The Attorney-General's Department has rushed to implement a set of wide-ranging reforms and extensions to telecommunications and IT interception powers for intelligence and law enforcement agencies, new documents reveal.
Within weeks of George Brandis being appointed Attorney-General in September, his department began a concerted push to obtain his approval for the development of a package of reforms along the lines proposed by then-attorney-general Nicola Roxon in 2012, starting with an industry consultation process. Documents obtained under the Freedom of Information Act
(large PDF) -- heavily redacted or exempted -- show the department eager to use the report of Parliament's Joint Committee on Intelligence and Security as a "road map" to implement over 40 reforms.
The JCIS report
, under the chairmanship of Labor backbencher Anthony Byrne, assessed the Roxon reforms from May 2012 to June last year in a process that directed much of its focus to the controversial issue of data retention. Brandis himself was a member of the committee and said to be significantly less enthusiastic about data retention than colleagues like Philip Ruddock. Eventually the committee declined to make a recommendation on a data retention scheme, saying it was a matter for government, but suggested if a scheme was under consideration it return to the committee as draft legislation.
The department -- consistent with its public submissions elsewhere -- appears to be treading softly on the issue, repeatedly noting the committee's position on data retention in its internal briefs and briefing for Brandis. For internal purposes, the department's formal "line" on the subject was that it would "carefully consider the guidance of the committee".
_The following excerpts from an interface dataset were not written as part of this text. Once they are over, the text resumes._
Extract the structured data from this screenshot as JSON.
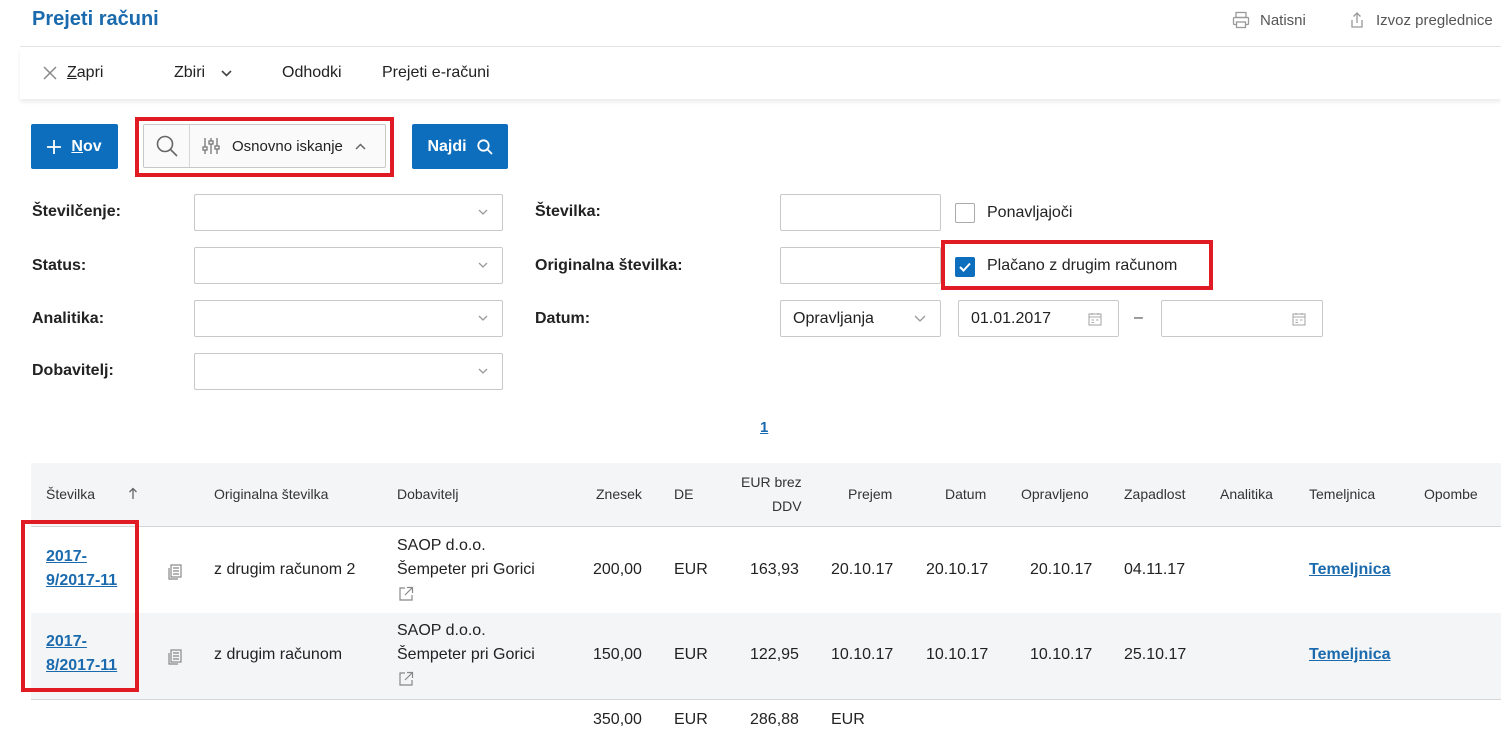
{
  "header": {
    "title": "Prejeti računi",
    "print_label": "Natisni",
    "export_label": "Izvoz preglednice"
  },
  "toolbar": {
    "close_label": "Zapri",
    "close_accel": "Z",
    "close_rest": "apri",
    "collections_label": "Zbiri",
    "deductions_label": "Odhodki",
    "einvoices_label": "Prejeti e-računi"
  },
  "actions": {
    "new_accel": "N",
    "new_rest": "ov",
    "search_mode_label": "Osnovno iskanje",
    "find_label": "Najdi"
  },
  "filters": {
    "numbering_label": "Številčenje:",
    "status_label": "Status:",
    "analytics_label": "Analitika:",
    "supplier_label": "Dobavitelj:",
    "number_label": "Številka:",
    "original_number_label": "Originalna številka:",
    "date_label": "Datum:",
    "recurring_label": "Ponavljajoči",
    "recurring_checked": false,
    "paid_other_label": "Plačano z drugim računom",
    "paid_other_checked": true,
    "date_type_value": "Opravljanja",
    "date_from_value": "01.01.2017",
    "date_to_value": "",
    "date_separator": "–"
  },
  "pager": {
    "current_page": "1"
  },
  "table": {
    "columns": {
      "number": "Številka",
      "original_number": "Originalna številka",
      "supplier": "Dobavitelj",
      "amount": "Znesek",
      "currency": "DE",
      "eur_net_line1": "EUR brez",
      "eur_net_line2": "DDV",
      "received": "Prejem",
      "date": "Datum",
      "performed": "Opravljeno",
      "due": "Zapadlost",
      "analytics": "Analitika",
      "journal": "Temeljnica",
      "notes": "Opombe"
    },
    "rows": [
      {
        "number_line1": "2017-",
        "number_line2": "9/2017-11",
        "original_number": "z drugim računom 2",
        "supplier_line1": "SAOP d.o.o.",
        "supplier_line2": "Šempeter pri Gorici",
        "amount": "200,00",
        "currency": "EUR",
        "eur_net": "163,93",
        "received": "20.10.17",
        "date": "20.10.17",
        "performed": "20.10.17",
        "due": "04.11.17",
        "analytics": "",
        "journal": "Temeljnica",
        "notes": ""
      },
      {
        "number_line1": "2017-",
        "number_line2": "8/2017-11",
        "original_number": "z drugim računom",
        "supplier_line1": "SAOP d.o.o.",
        "supplier_line2": "Šempeter pri Gorici",
        "amount": "150,00",
        "currency": "EUR",
        "eur_net": "122,95",
        "received": "10.10.17",
        "date": "10.10.17",
        "performed": "10.10.17",
        "due": "25.10.17",
        "analytics": "",
        "journal": "Temeljnica",
        "notes": ""
      }
    ],
    "totals": {
      "amount": "350,00",
      "currency": "EUR",
      "eur_net": "286,88",
      "eur_net_currency": "EUR"
    }
  },
  "colors": {
    "accent": "#0d6ebd",
    "title": "#1a6aad",
    "highlight_frame": "#e01b24"
  }
}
But JCIS is now a very different body from the one of the previous Parliament. Byrne, who guided the committee to a unanimous position in that report amid intense scrutiny from online groups, is now deputy chair to former diplomat Dan Tehan; Andrew Wilkie is no longer a member while several backbenchers with military backgrounds have joined. Deputy Opposition Leader Tanya Plibersek also joined the committee, despite the perception that JCIS works best when it is free of the executive of both government and opposition. It was Plibersek who last weekend suggested she was relaxed about data retention, apparently falling into line with briefings from intelligence agencies that data retention was crucial to security. Intelligence and police agencies insist that mandatory retention of phone and internet records is needed to stop terrorism and solve crime.
The Roxon proposals
were a long wishlist of reforms sought by intelligence agencies, including extending surveillance powers to social media companies and giving ASIO the power to break into and install malware on computers in order to get closer to surveillance targets. However, the reform that AGD is pursuing as a priority relates to a new "security framework" as part of a Telecommunications Sector Security Reform process ...